If you are given a prescription or an order for a test, imaging study, or procedure that is truly necessary, your next step is to research the cost. You may have read this on our blog before, but it bears repeating: the cost of certain tests and procedures can vary from facility to facility, sometimes by up to ten-fold! Believe it or not, hospitals and other providers are able to arbitrarily set their pricing (in other words, there is no standard for pricing within the healthcare industry). Add to this the fact that most patients and doctors are not engaged in weighing cost while considering interventions, and prices commonly far exceed the actual costs of care.

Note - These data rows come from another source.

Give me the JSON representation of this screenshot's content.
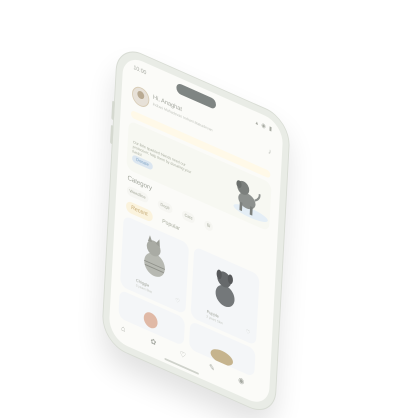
{
  "status": {
    "time": "10:00",
    "icons": "▴ ◉ ▮"
  },
  "profile": {
    "name": "Hi, Anaghat",
    "subtitle": "Indrani Mahadevan\nIndrani Mahadevan"
  },
  "banner": {
    "text": "Our little sparkled friends need our protection; help them by donating your funds!",
    "button": "Donate"
  },
  "category": {
    "title": "Category",
    "items": [
      "Weedline",
      "Dogs",
      "Cats",
      "Bi"
    ]
  },
  "tabs": [
    "Recent",
    "Popular"
  ],
  "pets": [
    {
      "name": "Chiggle",
      "sub": "3 years 5km"
    },
    {
      "name": "Pupple",
      "sub": "2 years 5km"
    }
  ],
  "nav_icons": [
    "home-icon",
    "paw-icon",
    "heart-icon",
    "chat-icon",
    "profile-icon"
  ],
  "colors": {
    "accent": "#c4a974",
    "donate": "#7fa4c5",
    "frame": "#e9ece6"
  }
}
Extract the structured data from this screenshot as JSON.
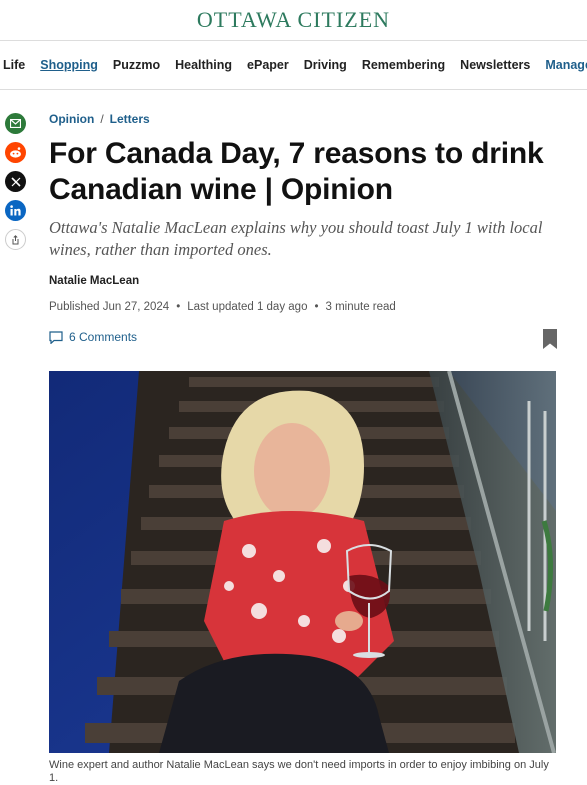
{
  "masthead": {
    "logo": "OTTAWA CITIZEN"
  },
  "nav": {
    "items": [
      {
        "label": "Life",
        "state": "normal"
      },
      {
        "label": "Shopping",
        "state": "active"
      },
      {
        "label": "Puzzmo",
        "state": "normal"
      },
      {
        "label": "Healthing",
        "state": "normal"
      },
      {
        "label": "ePaper",
        "state": "normal"
      },
      {
        "label": "Driving",
        "state": "normal"
      },
      {
        "label": "Remembering",
        "state": "normal"
      },
      {
        "label": "Newsletters",
        "state": "normal"
      },
      {
        "label": "Manage Print Sub",
        "state": "highlight"
      }
    ]
  },
  "share": {
    "icons": [
      "email-icon",
      "reddit-icon",
      "x-icon",
      "linkedin-icon",
      "share-more-icon"
    ]
  },
  "article": {
    "breadcrumb": {
      "section": "Opinion",
      "separator": "/",
      "subsection": "Letters"
    },
    "headline": "For Canada Day, 7 reasons to drink Canadian wine | Opinion",
    "subhead": "Ottawa's Natalie MacLean explains why you should toast July 1 with local wines, rather than imported ones.",
    "author": "Natalie MacLean",
    "published": "Published Jun 27, 2024",
    "updated": "Last updated 1 day ago",
    "read_time": "3 minute read",
    "dot": "•",
    "comments_label": "6 Comments",
    "caption": "Wine expert and author Natalie MacLean says we don't need imports in order to enjoy imbibing on July 1."
  },
  "colors": {
    "brand_green": "#2d7a5e",
    "link_blue": "#1f5f8b",
    "photo_wall_blue": "#1a2f7a"
  }
}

Researching cost is probably the most time-consuming step of shopping for healthcare, but for members of a healthcare sharing ministry, it is an absolute must. We must always remember that the money being spent to share in our eligible medical costs is coming from a fellow member's pocket, not the coffers of a distant monolith. The truth is, if more Americans cared about keeping their healthcare costs down, it could create some accountability within the healthcare industry and drive prices down. The breakdown of the connection between patient and cost is exactly what has created the skyrocketing prices we now experience in this realm!

The first way to shop prices is to call various providers in your area and ask them to give you the cost for your prescribed test or procedure. A couple things to be prepared for: you will likely be put on hold, the call probably will not be short, and you may need to be persistent and firm with whoever you encounter. Because of the nature of healthcare pricing, many representatives don't even know the answer to your question. After all, why would they need to have this information if neither the patient (nor the physician) typically asks about the price?

For self-pay patients (that's you), there are some online tools available to help you navigate costs in your area. Liberty HealthShare members have access to Healthcare Bluebook, a one-stop resource for healthcare shopping, all from your ShareBox. Another site is called MD Save, and it allows you to research pricing for a wide range of tests and procedures among participating providers in your area. Once you have selected the location at which you want to undergo your testing or procedure, you prepay for it on the site. You are then provided with a voucher showing you have paid for your procedure along with instructions for scheduling your visit. That's it – no further costs at the provider's office. This may be a great option for some of our members!

As always, the ideas we have shared are just some of the many ways you can go about shopping and determining where to undergo treatment or testing. No matter what, the Sharing Guidelines still apply to any bills you submit for sharing. Keep in mind that, for certain tests and procedures, pre-notification is required in order to ensure members are only undergoing necessary care at the lowest cost possible.

We recognize that what is being asked of you through the shopping and pre-notification process is a massive change from what you might be used to. Whereas you likely used to take your physician's recommendations without any questions, accessing care wherever they directed you, we ask you to actively engage as healthcare consumers and steward the funds of this community as you do. We believe our members are smart and capable of doing this. Even more, we are seeking to live up to our name by giving you the Liberty to decide what is best for you and your families.

We are more than happy to provide the tools for you to exercise true freedom while you pursue health. Please feel free to contact a Liberty HealthShare representative at 855-585-4237. They will be happy to answer questions and help you find the lowest cost for the care you truly need.